The evolutionary case for sex is genetic variation. The variety arising from the mating of two diverse individuals is almost infinite; natural selection can then act to favour those most suited to life in our ever-changing world.
In a static world, it would be more efficient to reproduce through cloning, i.e. growing new but genetically identical multiplications of ourselves. This worked well for potatoes – until potato blight arrived from South America, exposing the dangers of genetic uniformity. One might hope that farming would have remembered the value of diversity to food security, especially in a world with a rapidly changing climate. Yet, after millennia of farmers selecting the plants most suited to local conditions and saving seeds, the same genetically narrow, patented varieties are now being grown around the globe. A frightening 60 per cent of the global seed trade is controlled by just four companies; their use of first hybridisation and then genetic modification, plus rigorously enforced contracts, make seed saving illegal (for GM seeds) or impossible (for hybrid seeds).

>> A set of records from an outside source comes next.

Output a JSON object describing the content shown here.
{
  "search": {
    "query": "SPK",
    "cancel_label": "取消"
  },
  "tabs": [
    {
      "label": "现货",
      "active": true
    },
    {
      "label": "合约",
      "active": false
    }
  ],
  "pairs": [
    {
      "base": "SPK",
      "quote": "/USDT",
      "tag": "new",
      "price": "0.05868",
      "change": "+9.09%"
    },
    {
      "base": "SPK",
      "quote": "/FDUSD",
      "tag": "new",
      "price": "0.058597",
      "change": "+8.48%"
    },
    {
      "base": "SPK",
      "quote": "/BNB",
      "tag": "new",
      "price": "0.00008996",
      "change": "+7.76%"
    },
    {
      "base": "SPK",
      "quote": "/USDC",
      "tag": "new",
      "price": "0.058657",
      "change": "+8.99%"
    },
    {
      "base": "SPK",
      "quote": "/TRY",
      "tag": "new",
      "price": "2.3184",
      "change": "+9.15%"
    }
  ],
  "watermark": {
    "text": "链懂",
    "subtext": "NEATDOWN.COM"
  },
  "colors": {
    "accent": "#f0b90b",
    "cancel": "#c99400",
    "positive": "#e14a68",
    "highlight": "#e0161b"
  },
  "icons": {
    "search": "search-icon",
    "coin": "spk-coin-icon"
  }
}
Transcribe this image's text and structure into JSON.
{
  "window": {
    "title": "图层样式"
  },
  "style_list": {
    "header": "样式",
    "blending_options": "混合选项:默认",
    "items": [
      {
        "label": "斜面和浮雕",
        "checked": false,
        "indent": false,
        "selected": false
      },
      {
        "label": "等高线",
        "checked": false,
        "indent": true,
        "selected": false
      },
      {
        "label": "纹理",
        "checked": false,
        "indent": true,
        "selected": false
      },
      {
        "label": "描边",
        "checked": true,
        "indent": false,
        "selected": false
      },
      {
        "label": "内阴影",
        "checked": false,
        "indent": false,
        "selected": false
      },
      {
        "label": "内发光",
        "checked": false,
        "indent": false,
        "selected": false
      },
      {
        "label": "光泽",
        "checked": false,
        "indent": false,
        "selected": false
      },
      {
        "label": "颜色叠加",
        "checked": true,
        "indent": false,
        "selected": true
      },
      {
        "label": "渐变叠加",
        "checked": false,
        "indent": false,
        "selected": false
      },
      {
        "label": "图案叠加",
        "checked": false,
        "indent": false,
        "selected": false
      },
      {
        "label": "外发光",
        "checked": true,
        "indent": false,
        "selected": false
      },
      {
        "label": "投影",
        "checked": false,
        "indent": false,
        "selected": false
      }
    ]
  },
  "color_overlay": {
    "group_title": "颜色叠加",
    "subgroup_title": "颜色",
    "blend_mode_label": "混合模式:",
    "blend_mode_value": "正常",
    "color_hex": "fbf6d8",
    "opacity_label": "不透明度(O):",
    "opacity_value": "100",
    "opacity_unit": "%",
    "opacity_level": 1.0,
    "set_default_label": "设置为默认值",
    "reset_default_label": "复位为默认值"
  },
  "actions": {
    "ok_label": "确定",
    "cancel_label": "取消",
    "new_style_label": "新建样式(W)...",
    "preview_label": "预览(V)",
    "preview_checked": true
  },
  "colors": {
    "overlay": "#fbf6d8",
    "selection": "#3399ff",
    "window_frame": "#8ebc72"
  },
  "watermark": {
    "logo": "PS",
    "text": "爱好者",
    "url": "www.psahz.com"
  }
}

Modern breeding techniques have undeniably contributed to the two- to four-fold yield increases seen in most crops since World War Two. It would be impossible for us to grow many of our vegetables at the prices most of you expect to pay without hybrid seeds, which massively reduce harvest costs through uniformity and synchronous maturity.

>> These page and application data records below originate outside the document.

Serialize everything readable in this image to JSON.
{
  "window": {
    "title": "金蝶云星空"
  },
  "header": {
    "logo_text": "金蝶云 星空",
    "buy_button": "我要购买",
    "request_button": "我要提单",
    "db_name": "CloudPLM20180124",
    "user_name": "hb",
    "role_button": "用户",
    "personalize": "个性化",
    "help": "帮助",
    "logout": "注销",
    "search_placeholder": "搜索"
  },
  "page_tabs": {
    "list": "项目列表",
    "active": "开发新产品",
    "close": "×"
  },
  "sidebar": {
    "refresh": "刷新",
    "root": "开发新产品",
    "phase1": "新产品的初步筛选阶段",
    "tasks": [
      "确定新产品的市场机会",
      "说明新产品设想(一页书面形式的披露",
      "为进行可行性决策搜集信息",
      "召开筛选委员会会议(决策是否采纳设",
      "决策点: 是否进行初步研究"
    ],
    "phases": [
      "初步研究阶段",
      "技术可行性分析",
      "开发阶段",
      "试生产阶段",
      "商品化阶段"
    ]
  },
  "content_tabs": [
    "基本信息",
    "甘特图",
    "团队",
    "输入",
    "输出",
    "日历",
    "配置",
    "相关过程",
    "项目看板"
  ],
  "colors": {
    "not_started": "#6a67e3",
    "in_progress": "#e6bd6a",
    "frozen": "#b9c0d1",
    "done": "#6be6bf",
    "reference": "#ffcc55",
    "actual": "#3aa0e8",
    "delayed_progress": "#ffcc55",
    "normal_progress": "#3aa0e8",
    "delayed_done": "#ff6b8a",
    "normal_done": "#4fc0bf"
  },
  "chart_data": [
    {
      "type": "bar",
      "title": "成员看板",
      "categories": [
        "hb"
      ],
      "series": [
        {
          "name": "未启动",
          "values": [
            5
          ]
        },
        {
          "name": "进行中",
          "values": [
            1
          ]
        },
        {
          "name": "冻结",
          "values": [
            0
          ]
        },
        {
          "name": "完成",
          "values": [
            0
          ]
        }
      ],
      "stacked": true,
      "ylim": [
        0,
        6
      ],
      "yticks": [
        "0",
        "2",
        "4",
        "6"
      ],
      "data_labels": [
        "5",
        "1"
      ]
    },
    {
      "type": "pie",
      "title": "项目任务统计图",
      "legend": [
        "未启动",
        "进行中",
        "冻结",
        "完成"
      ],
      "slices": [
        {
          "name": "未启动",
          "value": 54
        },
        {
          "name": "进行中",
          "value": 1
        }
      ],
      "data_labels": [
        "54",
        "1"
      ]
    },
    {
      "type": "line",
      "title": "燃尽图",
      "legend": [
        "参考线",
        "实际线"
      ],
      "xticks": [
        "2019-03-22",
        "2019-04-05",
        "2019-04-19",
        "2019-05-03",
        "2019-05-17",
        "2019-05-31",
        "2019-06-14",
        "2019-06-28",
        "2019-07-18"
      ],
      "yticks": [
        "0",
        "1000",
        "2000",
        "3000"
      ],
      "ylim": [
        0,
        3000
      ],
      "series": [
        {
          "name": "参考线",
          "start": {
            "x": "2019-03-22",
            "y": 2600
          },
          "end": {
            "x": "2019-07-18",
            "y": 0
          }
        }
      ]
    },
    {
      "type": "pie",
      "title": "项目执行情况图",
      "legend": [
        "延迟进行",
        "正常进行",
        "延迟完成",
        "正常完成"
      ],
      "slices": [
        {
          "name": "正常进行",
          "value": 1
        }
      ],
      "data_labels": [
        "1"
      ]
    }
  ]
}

But these advances have been accompanied by massive increases in fertiliser and pesticide use, declining nutritional quality, and a loss of genetic diversity. Most concerning is that those four companies controlling our food and farming have appalling environmental records; the largest, Bayer-Monsanto, brought us DDT, PCBs and Agent Orange.
Last week was The Gaia Foundation’s ‘Seed Week’, focusing on the benefits of buying locally grown and adapted organic seeds. It has reminded me to urge the gardeners among you to support the independent and highly-principled Real Seeds, Seed Co-operative and Vital Seeds. These rebel seed-savers and small commercial breeders are leading a minor fight-back with non-hybrid varieties, thereby contributing to the maintenance of genetic diversity, and perhaps even to food security.